── DATA PROVIDED ──
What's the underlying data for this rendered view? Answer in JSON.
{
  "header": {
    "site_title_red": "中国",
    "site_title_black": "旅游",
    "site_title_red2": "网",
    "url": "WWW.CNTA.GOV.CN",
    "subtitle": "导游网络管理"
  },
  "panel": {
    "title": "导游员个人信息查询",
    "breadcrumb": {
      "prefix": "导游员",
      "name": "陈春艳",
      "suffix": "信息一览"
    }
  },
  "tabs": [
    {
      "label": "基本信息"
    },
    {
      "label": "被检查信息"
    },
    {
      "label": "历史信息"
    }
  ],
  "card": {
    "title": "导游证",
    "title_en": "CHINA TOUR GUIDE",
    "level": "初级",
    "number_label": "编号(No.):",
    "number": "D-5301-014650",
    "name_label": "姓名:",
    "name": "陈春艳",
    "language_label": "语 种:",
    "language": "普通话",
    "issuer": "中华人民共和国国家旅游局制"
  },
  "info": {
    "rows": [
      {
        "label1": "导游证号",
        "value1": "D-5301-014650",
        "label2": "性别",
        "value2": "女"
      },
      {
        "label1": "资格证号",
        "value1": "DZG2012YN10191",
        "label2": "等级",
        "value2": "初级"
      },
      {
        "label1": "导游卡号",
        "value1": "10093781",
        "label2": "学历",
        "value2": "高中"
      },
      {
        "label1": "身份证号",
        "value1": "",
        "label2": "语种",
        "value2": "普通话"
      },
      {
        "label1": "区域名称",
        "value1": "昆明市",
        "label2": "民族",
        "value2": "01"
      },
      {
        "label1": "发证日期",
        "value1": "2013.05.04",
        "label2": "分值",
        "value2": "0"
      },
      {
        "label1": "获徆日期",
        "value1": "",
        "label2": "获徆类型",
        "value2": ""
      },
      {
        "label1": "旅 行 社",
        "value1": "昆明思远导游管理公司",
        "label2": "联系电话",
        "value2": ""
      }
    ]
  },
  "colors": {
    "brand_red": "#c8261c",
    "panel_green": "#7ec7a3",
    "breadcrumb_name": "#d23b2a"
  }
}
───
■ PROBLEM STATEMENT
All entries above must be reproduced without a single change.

■ ANSWER SECTION
What's the underlying data for this rendered view? Answer in JSON.
{
  "header": {
    "site_title_red": "中国",
    "site_title_black": "旅游",
    "site_title_red2": "网",
    "url": "WWW.CNTA.GOV.CN",
    "subtitle": "导游网络管理"
  },
  "panel": {
    "title": "导游员个人信息查询",
    "breadcrumb": {
      "prefix": "导游员",
      "name": "陈春艳",
      "suffix": "信息一览"
    }
  },
  "tabs": [
    {
      "label": "基本信息"
    },
    {
      "label": "被检查信息"
    },
    {
      "label": "历史信息"
    }
  ],
  "card": {
    "title": "导游证",
    "title_en": "CHINA TOUR GUIDE",
    "level": "初级",
    "number_label": "编号(No.):",
    "number": "D-5301-014650",
    "name_label": "姓名:",
    "name": "陈春艳",
    "language_label": "语 种:",
    "language": "普通话",
    "issuer": "中华人民共和国国家旅游局制"
  },
  "info": {
    "rows": [
      {
        "label1": "导游证号",
        "value1": "D-5301-014650",
        "label2": "性别",
        "value2": "女"
      },
      {
        "label1": "资格证号",
        "value1": "DZG2012YN10191",
        "label2": "等级",
        "value2": "初级"
      },
      {
        "label1": "导游卡号",
        "value1": "10093781",
        "label2": "学历",
        "value2": "高中"
      },
      {
        "label1": "身份证号",
        "value1": "",
        "label2": "语种",
        "value2": "普通话"
      },
      {
        "label1": "区域名称",
        "value1": "昆明市",
        "label2": "民族",
        "value2": "01"
      },
      {
        "label1": "发证日期",
        "value1": "2013.05.04",
        "label2": "分值",
        "value2": "0"
      },
      {
        "label1": "获徆日期",
        "value1": "",
        "label2": "获徆类型",
        "value2": ""
      },
      {
        "label1": "旅 行 社",
        "value1": "昆明思远导游管理公司",
        "label2": "联系电话",
        "value2": ""
      }
    ]
  },
  "colors": {
    "brand_red": "#c8261c",
    "panel_green": "#7ec7a3",
    "breadcrumb_name": "#d23b2a"
  }
}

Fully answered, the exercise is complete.